When she arrived at the cancer center, I wheeled her back to the patient’s room where we waited for Dr. Moore Sr.
A Precious Moment
He came walking into the room, very matter-of-factly and focused, while at the same time looking at Annie and saying, “Ann, where did you get that shirt?” “I love it.” Her face just beamed, she lit up the room with her smile. Looking back, I would have paid him to say those words, but I didn’t have to. The look on his face was genuine and honest. He made her day, and probably her week. Of course, this is Kansas, maybe the western shirt brought out the cowboy in him. I don’t have a clue.
This little story is a testament of Annie’s tenacious will to live, and feel pretty.
It was on Feb 11th, 2010, when I was told Annie needed hospice now! I’ll write about that another time, but the bottom line was, I took her home against all odds and strong protests from some doctors, allowing this cute little story to be told.
It was in April of 2010 that one of the home health agency workers who had been coming over for awhile, two days a week for an hour to give her physical therapy—was on his way over.
She was sitting in her wheelchair in front of a mirror fussing with and brushing her hair, while putting on her makeup.
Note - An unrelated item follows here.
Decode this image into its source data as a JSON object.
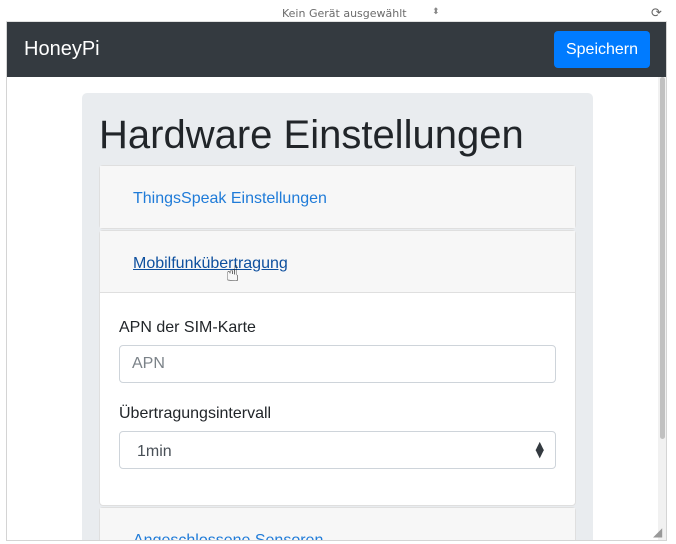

I must admit, I did recognized that she was being a bit more fussy with her look that day, then normal, and became fascinated with what she was doing, until it dawned on me, “Allen was coming over.”
I said, “Annie, Allen is coming over today.”
She replied, “Oh, is he.” As if she didn’t know. Priceless!
That put a big smile on my face, and truly was a testament to her beautiful spirit. That’s the will to live until you die. Annie was living hour by hour, day by day, and everyone knew it, including her. Somehow she did what she always did, “Put a smile on her face, got on with her day and enjoyed it as best she could.” Annie was an amazing, inspirational person.
If you have a loved one who is terminally ill, enjoy every minute you share with them. Love them, make them laugh if you can, and watch them carefully. They will teach you things that only they can comprehend. Annie taught me so much about living one’s life to its fullest.
It’s so obvious to me now that, a patient with any terminal illness is living in a world that we can’t reach. Their sense’s are so different and much stronger than ours. Their level of consciousness is on a much higher level than we’ll ever get too. Their minds open up to opportunities and possibilities we can’t even imagine. Yes, I was a very good and loving caregiver for Annie, but in depth of thought she was always one step ahead of me. When she popped out that old timeless question of, “how long do I have left” to Dr. Moore Sr., it caught me off guard and will forever haunt me. I was thinking about living, apparently she wasn’t. When we started her comfort care, she asked me another timeless question. “How long will it take me to die–one or two days.” The depth of those questions can’t be underestimated or matched. Because of Annie